All of the records below are to be output exactly; no image belongs in the result.

Component data from apps and pages
- Opening Delimiter -

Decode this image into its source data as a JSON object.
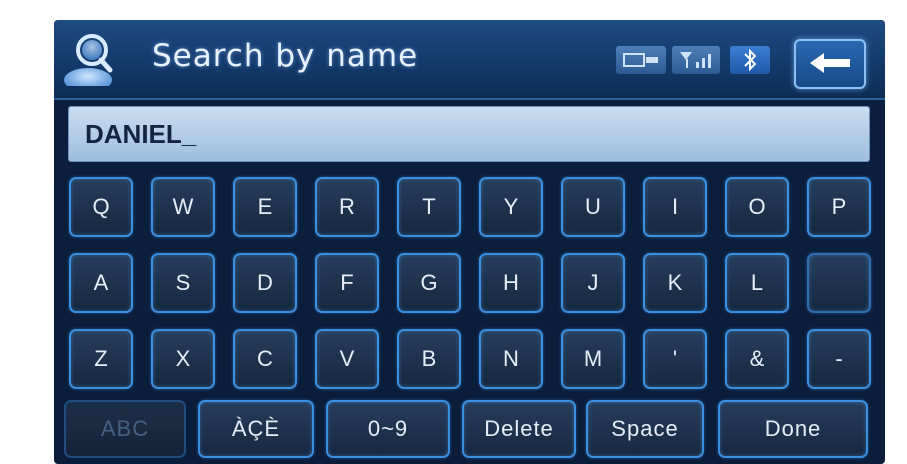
{
  "header": {
    "title": "Search by name",
    "icon": "person-search-icon",
    "status_icons": [
      "media-icon",
      "signal-icon",
      "bluetooth-icon"
    ],
    "back_icon": "back-arrow-icon"
  },
  "input": {
    "value": "DANIEL_"
  },
  "keyboard": {
    "row1": [
      "Q",
      "W",
      "E",
      "R",
      "T",
      "Y",
      "U",
      "I",
      "O",
      "P"
    ],
    "row2": [
      "A",
      "S",
      "D",
      "F",
      "G",
      "H",
      "J",
      "K",
      "L",
      ""
    ],
    "row3": [
      "Z",
      "X",
      "C",
      "V",
      "B",
      "N",
      "M",
      "'",
      "&",
      "-"
    ],
    "actions": [
      "ABC",
      "ÀÇÈ",
      "0~9",
      "Delete",
      "Space",
      "Done"
    ]
  },
  "colors": {
    "accent": "#3b8fde",
    "background": "#0c1f3c",
    "input_bg": "#b4cfe8"
  }
}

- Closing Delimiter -

**EXERCISE RESPONSE:**
Decode this image into its source data as a JSON object.
{
  "header": {
    "title": "Search by name",
    "icon": "person-search-icon",
    "status_icons": [
      "media-icon",
      "signal-icon",
      "bluetooth-icon"
    ],
    "back_icon": "back-arrow-icon"
  },
  "input": {
    "value": "DANIEL_"
  },
  "keyboard": {
    "row1": [
      "Q",
      "W",
      "E",
      "R",
      "T",
      "Y",
      "U",
      "I",
      "O",
      "P"
    ],
    "row2": [
      "A",
      "S",
      "D",
      "F",
      "G",
      "H",
      "J",
      "K",
      "L",
      ""
    ],
    "row3": [
      "Z",
      "X",
      "C",
      "V",
      "B",
      "N",
      "M",
      "'",
      "&",
      "-"
    ],
    "actions": [
      "ABC",
      "ÀÇÈ",
      "0~9",
      "Delete",
      "Space",
      "Done"
    ]
  },
  "colors": {
    "accent": "#3b8fde",
    "background": "#0c1f3c",
    "input_bg": "#b4cfe8"
  }
}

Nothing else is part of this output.